* **Try it**: If a line of the material holds the string "structured", please copy it.

* **Dataset records**:
____

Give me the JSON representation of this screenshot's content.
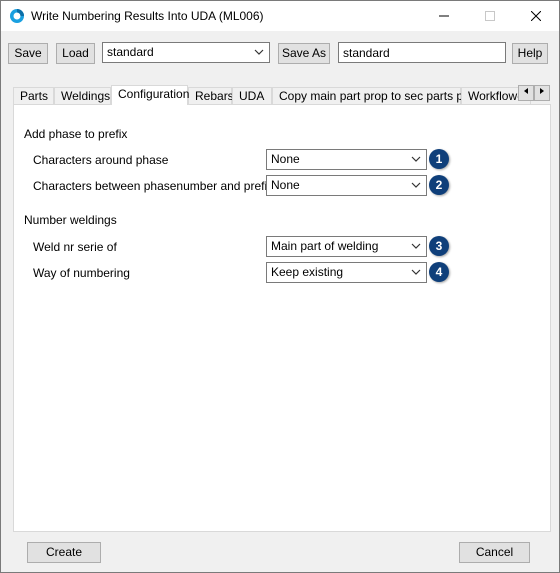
{
  "window": {
    "title": "Write Numbering Results Into UDA (ML006)"
  },
  "toolbar": {
    "save_label": "Save",
    "load_label": "Load",
    "preset_value": "standard",
    "save_as_label": "Save As",
    "save_as_value": "standard",
    "help_label": "Help"
  },
  "tabs": [
    {
      "label": "Parts"
    },
    {
      "label": "Weldings"
    },
    {
      "label": "Configuration"
    },
    {
      "label": "Rebars"
    },
    {
      "label": "UDA"
    },
    {
      "label": "Copy main part prop to sec parts prop"
    },
    {
      "label": "Workflow-s"
    }
  ],
  "active_tab": "Configuration",
  "section_phase": {
    "heading": "Add phase to prefix",
    "rows": [
      {
        "label": "Characters around phase",
        "value": "None",
        "badge": "1"
      },
      {
        "label": "Characters between phasenumber and prefix",
        "value": "None",
        "badge": "2"
      }
    ]
  },
  "section_weld": {
    "heading": "Number weldings",
    "rows": [
      {
        "label": "Weld nr serie of",
        "value": "Main part of welding",
        "badge": "3"
      },
      {
        "label": "Way of numbering",
        "value": "Keep existing",
        "badge": "4"
      }
    ]
  },
  "footer": {
    "create_label": "Create",
    "cancel_label": "Cancel"
  },
  "colors": {
    "badge": "#0f3f7a",
    "window_bg": "#f0f0f0",
    "panel_bg": "#ffffff"
  }
}
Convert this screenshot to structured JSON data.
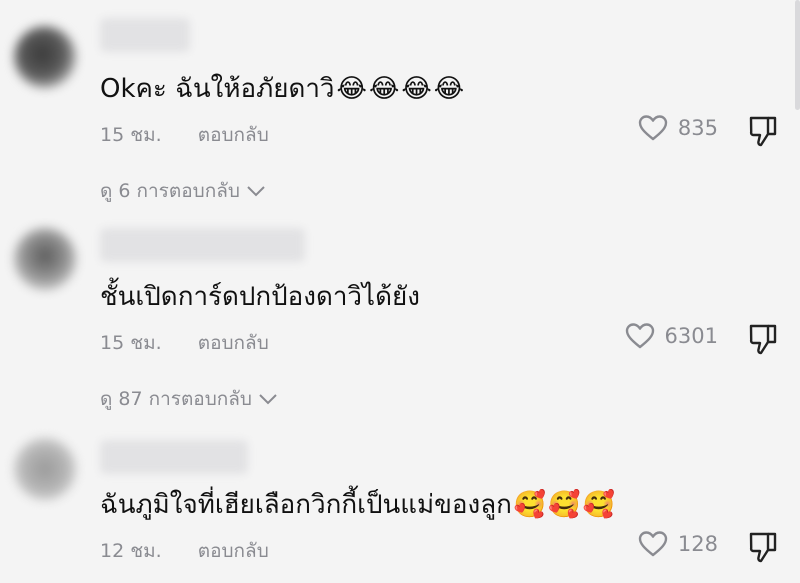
{
  "comments": [
    {
      "text": "Okคะ ฉันให้อภัยดาวิ",
      "emojis": [
        "😂",
        "😂",
        "😂",
        "😂"
      ],
      "time": "15 ชม.",
      "reply_label": "ตอบกลับ",
      "likes": "835",
      "view_replies": "ดู 6 การตอบกลับ"
    },
    {
      "text": "ชั้นเปิดการ์ดปกป้องดาวิได้ยัง",
      "emojis": [],
      "time": "15 ชม.",
      "reply_label": "ตอบกลับ",
      "likes": "6301",
      "view_replies": "ดู 87 การตอบกลับ"
    },
    {
      "text": "ฉันภูมิใจที่เฮียเลือกวิกกี้เป็นแม่ของลูก",
      "emojis": [
        "🥰",
        "🥰",
        "🥰"
      ],
      "time": "12 ชม.",
      "reply_label": "ตอบกลับ",
      "likes": "128"
    }
  ],
  "colors": {
    "background": "#f4f4f4",
    "text": "#111111",
    "muted": "#8a8b91"
  },
  "icons": [
    "heart-outline-icon",
    "thumbs-down-icon",
    "chevron-down-icon"
  ]
}
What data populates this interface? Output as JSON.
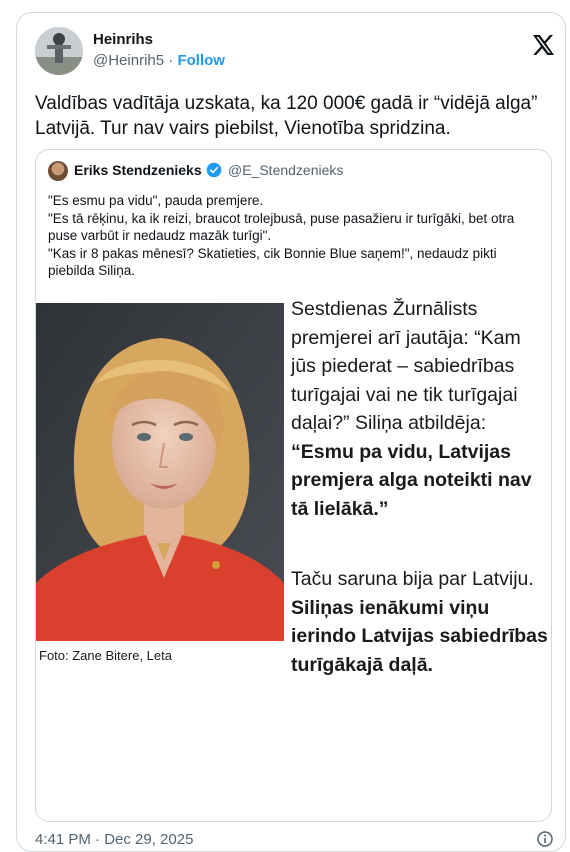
{
  "author": {
    "name": "Heinrihs",
    "handle": "@Heinrih5",
    "separator": "·",
    "follow_label": "Follow"
  },
  "x_icon": "x-logo-icon",
  "tweet": {
    "text": "Valdības vadītāja uzskata, ka 120 000€ gadā ir “vidējā alga” Latvijā. Tur nav vairs piebilst, Vienotība spridzina."
  },
  "quoted": {
    "name": "Eriks Stendzenieks",
    "verified_icon": "verified-badge-icon",
    "handle": "@E_Stendzenieks",
    "lines": [
      "\"Es esmu pa vidu\", pauda premjere.",
      "\"Es tā rēķinu, ka ik reizi, braucot trolejbusā, puse pasažieru ir turīgāki, bet otra puse varbūt ir nedaudz mazāk turīgi\".",
      "\"Kas ir 8 pakas mēnesī? Skatieties, cik Bonnie Blue saņem!\", nedaudz pikti piebilda Siliņa."
    ],
    "photo_caption": "Foto: Zane Bitere, Leta",
    "article": {
      "p1_plain": "Sestdienas Žurnālists premjerei arī jautāja: “Kam jūs piederat – sabiedrības turīgajai vai ne tik turīgajai daļai?” Siliņa atbildēja: ",
      "p1_bold": "“Esmu pa vidu, Latvijas premjera alga noteikti nav tā lielākā.”",
      "p2_plain": "Taču saruna bija par Latviju. ",
      "p2_bold": "Siliņas ienākumi viņu ierindo Latvijas sabiedrības turīgākajā daļā."
    }
  },
  "footer": {
    "timestamp": "4:41 PM · Dec 29, 2025",
    "info_icon": "info-icon"
  },
  "colors": {
    "accent": "#1d9bf0",
    "text": "#0f1419",
    "muted": "#536471",
    "border": "#cfd9de",
    "jacket": "#d9412e"
  }
}
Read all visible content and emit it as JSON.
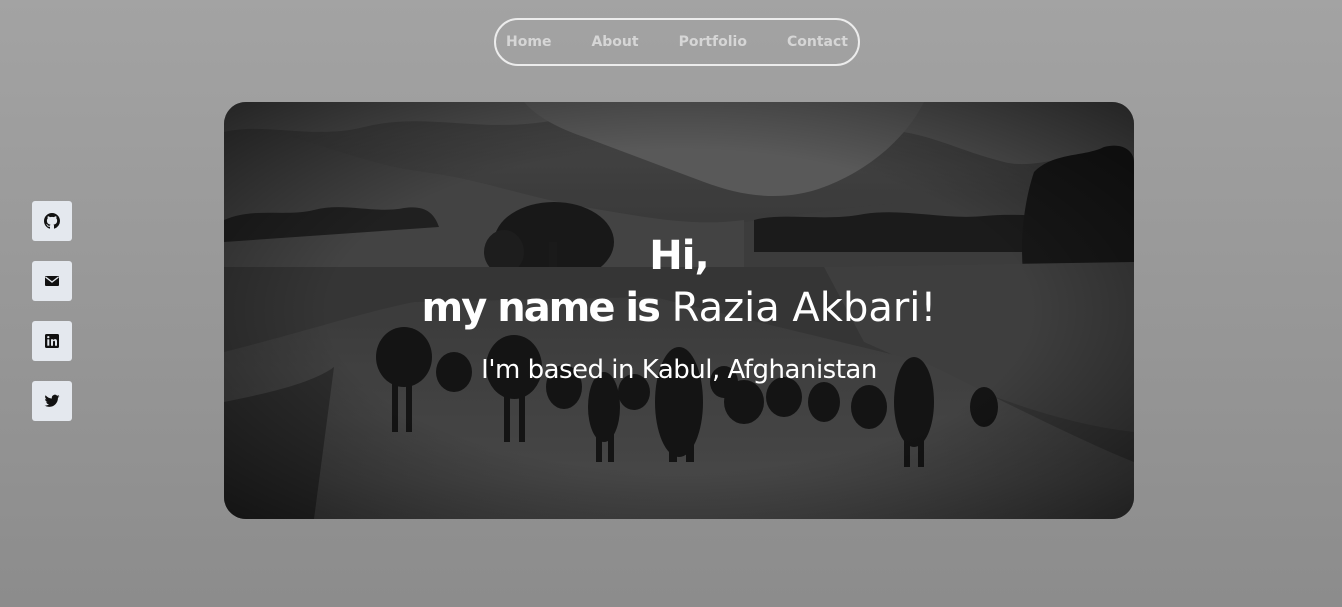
{
  "nav": {
    "items": [
      {
        "label": "Home"
      },
      {
        "label": "About"
      },
      {
        "label": "Portfolio"
      },
      {
        "label": "Contact"
      }
    ]
  },
  "social": {
    "items": [
      {
        "icon": "github-icon"
      },
      {
        "icon": "mail-icon"
      },
      {
        "icon": "linkedin-icon"
      },
      {
        "icon": "twitter-icon"
      }
    ]
  },
  "hero": {
    "greeting_line1": "Hi,",
    "greeting_lead": "my name is",
    "name": "Razia Akbari!",
    "location": "I'm based in Kabul, Afghanistan"
  },
  "colors": {
    "background": "#9a9a9a",
    "nav_border": "#ececec",
    "nav_text": "#d6d6d6",
    "social_bg": "#e4e8ee",
    "hero_text": "#ffffff"
  }
}
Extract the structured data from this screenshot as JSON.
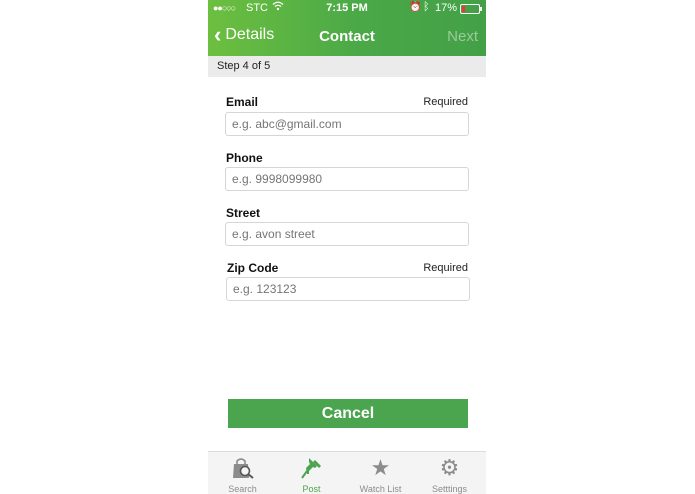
{
  "status_bar": {
    "signal": "●●○○○",
    "carrier": "STC",
    "time": "7:15 PM",
    "battery_percent": "17%",
    "battery_level": 0.17
  },
  "nav": {
    "back_label": "Details",
    "title": "Contact",
    "next_label": "Next"
  },
  "step": "Step 4 of 5",
  "form": {
    "email": {
      "label": "Email",
      "required": "Required",
      "placeholder": "e.g. abc@gmail.com"
    },
    "phone": {
      "label": "Phone",
      "placeholder": "e.g. 9998099980"
    },
    "street": {
      "label": "Street",
      "placeholder": "e.g. avon street"
    },
    "zip": {
      "label": "Zip Code",
      "required": "Required",
      "placeholder": "e.g. 123123"
    }
  },
  "cancel_label": "Cancel",
  "tabs": [
    {
      "label": "Search",
      "icon": "bag-search-icon"
    },
    {
      "label": "Post",
      "icon": "pushpin-icon",
      "active": true
    },
    {
      "label": "Watch List",
      "icon": "star-icon"
    },
    {
      "label": "Setttings",
      "icon": "gear-icon"
    }
  ],
  "colors": {
    "accent": "#4aa54e",
    "inactive_tab": "#8c8c8c"
  }
}
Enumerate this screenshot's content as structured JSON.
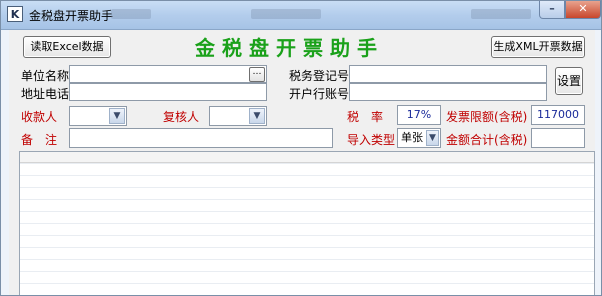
{
  "window": {
    "title": "金税盘开票助手",
    "app_icon_letter": "K",
    "minimize_symbol": "–",
    "close_symbol": "✕"
  },
  "toolbar": {
    "read_excel_label": "读取Excel数据",
    "generate_xml_label": "生成XML开票数据",
    "heading": "金税盘开票助手",
    "settings_label": "设置"
  },
  "form": {
    "company_name_label": "单位名称",
    "company_name_value": "",
    "address_phone_label": "地址电话",
    "address_phone_value": "",
    "tax_id_label": "税务登记号",
    "tax_id_value": "",
    "bank_account_label": "开户行账号",
    "bank_account_value": "",
    "payee_label": "收款人",
    "payee_value": "",
    "reviewer_label": "复核人",
    "reviewer_value": "",
    "tax_rate_label": "税　率",
    "tax_rate_value": "17%",
    "invoice_limit_label": "发票限额(含税)",
    "invoice_limit_value": "117000",
    "remark_label": "备　注",
    "remark_value": "",
    "import_type_label": "导入类型",
    "import_type_value": "单张",
    "total_amount_label": "金额合计(含税)",
    "total_amount_value": ""
  },
  "icons": {
    "ellipsis": "…",
    "dropdown": "▼"
  },
  "colors": {
    "heading_green": "#1aa11a",
    "label_red": "#c00000"
  }
}
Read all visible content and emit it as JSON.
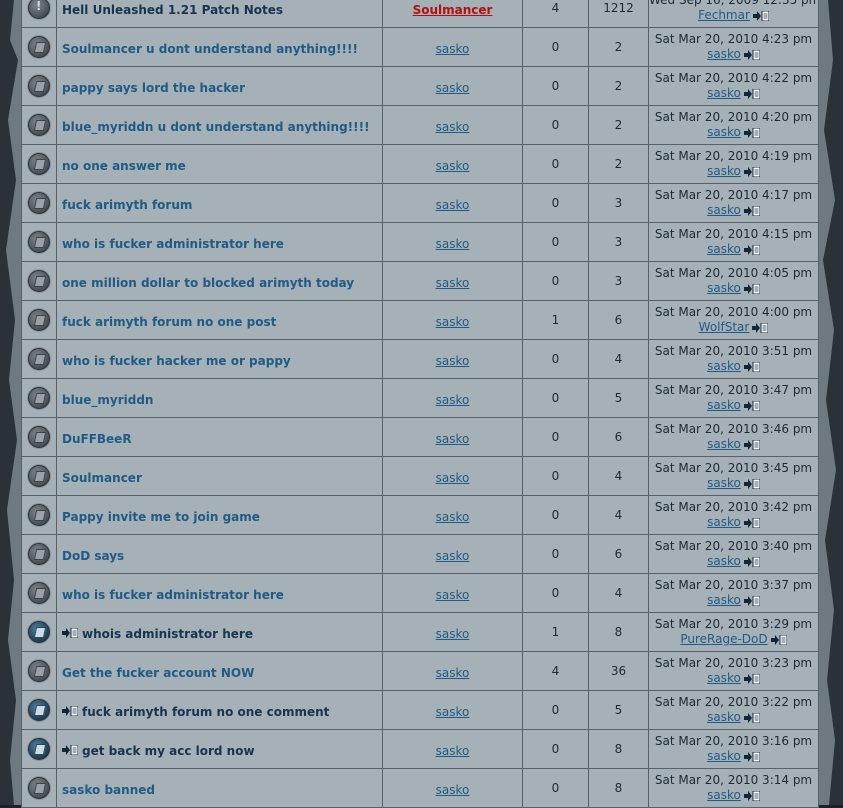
{
  "colors": {
    "link": "#1f5b86",
    "moderator": "#b21010",
    "cell": "#a6b1b7",
    "border": "#56616a"
  },
  "topics": [
    {
      "title": "Hell Unleashed 1.21 Patch Notes",
      "author": "Soulmancer",
      "author_role": "moderator",
      "replies": "4",
      "views": "1212",
      "last_date": "Wed Sep 16, 2009 12:35 pm",
      "last_user": "Fechmar",
      "icon": "announcement-icon",
      "unread": false,
      "new_icon": false
    },
    {
      "title": "Soulmancer u dont understand anything!!!!",
      "author": "sasko",
      "replies": "0",
      "views": "2",
      "last_date": "Sat Mar 20, 2010 4:23 pm",
      "last_user": "sasko",
      "icon": "topic-read-icon",
      "unread": false,
      "new_icon": false
    },
    {
      "title": "pappy says lord the hacker",
      "author": "sasko",
      "replies": "0",
      "views": "2",
      "last_date": "Sat Mar 20, 2010 4:22 pm",
      "last_user": "sasko",
      "icon": "topic-read-icon",
      "unread": false,
      "new_icon": false
    },
    {
      "title": "blue_myriddn u dont understand anything!!!!",
      "author": "sasko",
      "replies": "0",
      "views": "2",
      "last_date": "Sat Mar 20, 2010 4:20 pm",
      "last_user": "sasko",
      "icon": "topic-read-icon",
      "unread": false,
      "new_icon": false
    },
    {
      "title": "no one answer me",
      "author": "sasko",
      "replies": "0",
      "views": "2",
      "last_date": "Sat Mar 20, 2010 4:19 pm",
      "last_user": "sasko",
      "icon": "topic-read-icon",
      "unread": false,
      "new_icon": false
    },
    {
      "title": "fuck arimyth forum",
      "author": "sasko",
      "replies": "0",
      "views": "3",
      "last_date": "Sat Mar 20, 2010 4:17 pm",
      "last_user": "sasko",
      "icon": "topic-read-icon",
      "unread": false,
      "new_icon": false
    },
    {
      "title": "who is fucker administrator here",
      "author": "sasko",
      "replies": "0",
      "views": "3",
      "last_date": "Sat Mar 20, 2010 4:15 pm",
      "last_user": "sasko",
      "icon": "topic-read-icon",
      "unread": false,
      "new_icon": false
    },
    {
      "title": "one million dollar to blocked arimyth today",
      "author": "sasko",
      "replies": "0",
      "views": "3",
      "last_date": "Sat Mar 20, 2010 4:05 pm",
      "last_user": "sasko",
      "icon": "topic-read-icon",
      "unread": false,
      "new_icon": false
    },
    {
      "title": "fuck arimyth forum no one post",
      "author": "sasko",
      "replies": "1",
      "views": "6",
      "last_date": "Sat Mar 20, 2010 4:00 pm",
      "last_user": "WolfStar",
      "icon": "topic-read-icon",
      "unread": false,
      "new_icon": false
    },
    {
      "title": "who is fucker hacker me or pappy",
      "author": "sasko",
      "replies": "0",
      "views": "4",
      "last_date": "Sat Mar 20, 2010 3:51 pm",
      "last_user": "sasko",
      "icon": "topic-read-icon",
      "unread": false,
      "new_icon": false
    },
    {
      "title": "blue_myriddn",
      "author": "sasko",
      "replies": "0",
      "views": "5",
      "last_date": "Sat Mar 20, 2010 3:47 pm",
      "last_user": "sasko",
      "icon": "topic-read-icon",
      "unread": false,
      "new_icon": false
    },
    {
      "title": "DuFFBeeR",
      "author": "sasko",
      "replies": "0",
      "views": "6",
      "last_date": "Sat Mar 20, 2010 3:46 pm",
      "last_user": "sasko",
      "icon": "topic-read-icon",
      "unread": false,
      "new_icon": false
    },
    {
      "title": "Soulmancer",
      "author": "sasko",
      "replies": "0",
      "views": "4",
      "last_date": "Sat Mar 20, 2010 3:45 pm",
      "last_user": "sasko",
      "icon": "topic-read-icon",
      "unread": false,
      "new_icon": false
    },
    {
      "title": "Pappy invite me to join game",
      "author": "sasko",
      "replies": "0",
      "views": "4",
      "last_date": "Sat Mar 20, 2010 3:42 pm",
      "last_user": "sasko",
      "icon": "topic-read-icon",
      "unread": false,
      "new_icon": false
    },
    {
      "title": "DoD says",
      "author": "sasko",
      "replies": "0",
      "views": "6",
      "last_date": "Sat Mar 20, 2010 3:40 pm",
      "last_user": "sasko",
      "icon": "topic-read-icon",
      "unread": false,
      "new_icon": false
    },
    {
      "title": "who is fucker administrator here",
      "author": "sasko",
      "replies": "0",
      "views": "4",
      "last_date": "Sat Mar 20, 2010 3:37 pm",
      "last_user": "sasko",
      "icon": "topic-read-icon",
      "unread": false,
      "new_icon": false
    },
    {
      "title": "whois administrator here",
      "author": "sasko",
      "replies": "1",
      "views": "8",
      "last_date": "Sat Mar 20, 2010 3:29 pm",
      "last_user": "PureRage-DoD",
      "icon": "topic-unread-icon",
      "unread": true,
      "new_icon": true
    },
    {
      "title": "Get the fucker account NOW",
      "author": "sasko",
      "replies": "4",
      "views": "36",
      "last_date": "Sat Mar 20, 2010 3:23 pm",
      "last_user": "sasko",
      "icon": "topic-read-icon",
      "unread": false,
      "new_icon": false
    },
    {
      "title": "fuck arimyth forum no one comment",
      "author": "sasko",
      "replies": "0",
      "views": "5",
      "last_date": "Sat Mar 20, 2010 3:22 pm",
      "last_user": "sasko",
      "icon": "topic-unread-icon",
      "unread": true,
      "new_icon": true
    },
    {
      "title": "get back my acc lord now",
      "author": "sasko",
      "replies": "0",
      "views": "8",
      "last_date": "Sat Mar 20, 2010 3:16 pm",
      "last_user": "sasko",
      "icon": "topic-unread-icon",
      "unread": true,
      "new_icon": true
    },
    {
      "title": "sasko banned",
      "author": "sasko",
      "replies": "0",
      "views": "8",
      "last_date": "Sat Mar 20, 2010 3:14 pm",
      "last_user": "sasko",
      "icon": "topic-read-icon",
      "unread": false,
      "new_icon": false
    }
  ]
}
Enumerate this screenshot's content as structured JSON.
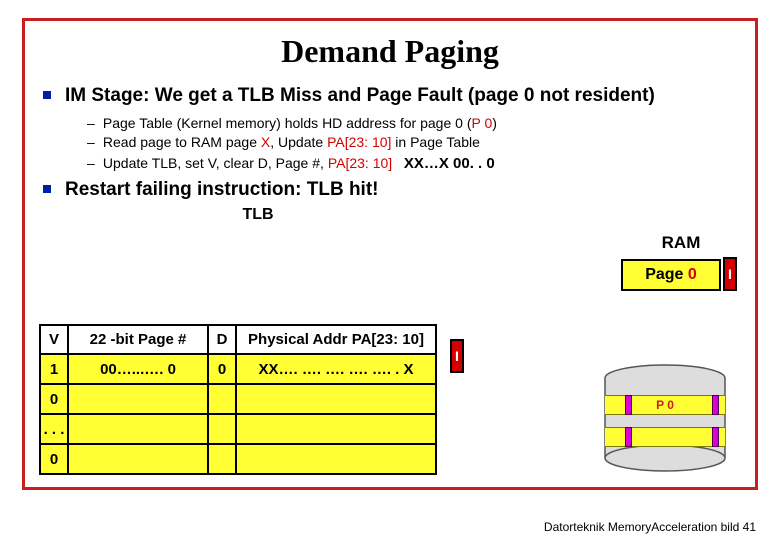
{
  "title": "Demand Paging",
  "bullets": {
    "b1": "IM Stage: We get a TLB Miss and Page Fault (page 0 not resident)",
    "s1_a": "Page Table (Kernel memory) holds HD address for page 0 (",
    "s1_b": "P 0",
    "s1_c": ")",
    "s2_a": "Read page to RAM page ",
    "s2_b": "X",
    "s2_c": ", Update ",
    "s2_d": "PA[23: 10]",
    "s2_e": " in Page Table",
    "s3_a": "Update TLB, set V, clear D, Page #, ",
    "s3_b": "PA[23: 10]",
    "s3_tail": "XX…X 00. . 0",
    "b2": "Restart failing instruction: TLB hit!"
  },
  "ram": {
    "label": "RAM",
    "page0": "Page 0",
    "ibox": "I"
  },
  "tlb": {
    "label": "TLB",
    "headers": {
      "v": "V",
      "pn": "22 -bit Page #",
      "d": "D",
      "pa": "Physical Addr PA[23: 10]"
    },
    "row1": {
      "v": "1",
      "pn": "00…...…. 0",
      "d": "0",
      "pa": "XX…. …. …. …. …. . X"
    },
    "row2v": "0",
    "rowdots": ". . .",
    "row4v": "0",
    "ibox": "I"
  },
  "disk": {
    "p0": "P 0"
  },
  "footer": "Datorteknik MemoryAcceleration bild 41"
}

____

* **Output**:
Convert this screenshot to structured JSON data.
Extract the structured data from this screenshot as JSON.
Enumerate this screenshot's content as structured JSON.
Enumerate this screenshot's content as structured JSON.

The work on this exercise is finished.